Grosdidier said that the autonomy plan fulfills the democratic aspirations and sustainable development needs of the Sahrawi population, ”while respecting the identity of the populations,” reported state-owned news agency Maghreb Arab Press (MAP).
The French senator made his statements Wednesday, October 10, before the 4th Committee of the UN General Assembly in New York.
Grosdidier brought up security in the region, saying, it is not a “minor issue in the Sahelo-Saharan region.”
“The persistence of the jihadist presence shows the difficulty of neighboring states to exercise effective sovereignty over these huge territories,” said the French senator.
The Moroccan autonomy plan would settle the Western Sahara conflict and “would allow the entire Maghreb to take a good step forward,” he continued.
Grosdidier also indicated that an independent Western Sahara would not be able “to control its vast territory with such a low population density.” He explained that Western Sahara “would become a lawless area while it is today the most stable and safe in the entire Sahelo-Saharan region.”
Grosdidier recognized Morocco’s efforts, led by King Mohammed VI, to promote security against threats by extremists in the region.

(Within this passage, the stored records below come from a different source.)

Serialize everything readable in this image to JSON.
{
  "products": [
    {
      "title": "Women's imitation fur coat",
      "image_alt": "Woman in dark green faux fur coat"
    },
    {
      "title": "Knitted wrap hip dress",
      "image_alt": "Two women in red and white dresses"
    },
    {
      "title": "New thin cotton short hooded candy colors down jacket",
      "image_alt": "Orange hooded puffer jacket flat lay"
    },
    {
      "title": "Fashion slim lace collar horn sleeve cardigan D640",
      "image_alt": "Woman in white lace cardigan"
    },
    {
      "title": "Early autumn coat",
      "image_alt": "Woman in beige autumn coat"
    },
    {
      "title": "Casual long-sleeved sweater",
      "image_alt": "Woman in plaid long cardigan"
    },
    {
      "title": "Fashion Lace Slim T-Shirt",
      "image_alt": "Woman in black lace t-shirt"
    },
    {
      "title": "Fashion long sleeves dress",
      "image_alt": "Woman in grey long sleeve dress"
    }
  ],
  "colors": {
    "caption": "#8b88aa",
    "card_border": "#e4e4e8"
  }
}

“Thanks to its Sahara which stretches to the Mauritanian border, Morocco can play a vital role to promote the stability of this vast region, on which also depends the security of the Maghreb, the Sahel, the Middle East and Europe,” the French senator said.
France, as one of Morocco’s strongest European allies, has supported Morocco’s territorial integrity over Western Sahara for many years.
In January, French Minister for Europe and Foreign Affairs Jean-Yves Le Drian said in a Paris meeting that Morocco’s autonomy plan is the most viable consensual solution for Western Sahara.
Le Drian also said that he would emphasize to the United Nations Secretary-General’s personal envoy for Western Sahara that Morocco’s Autonomy Plan is a serious and credible basis for a political solution.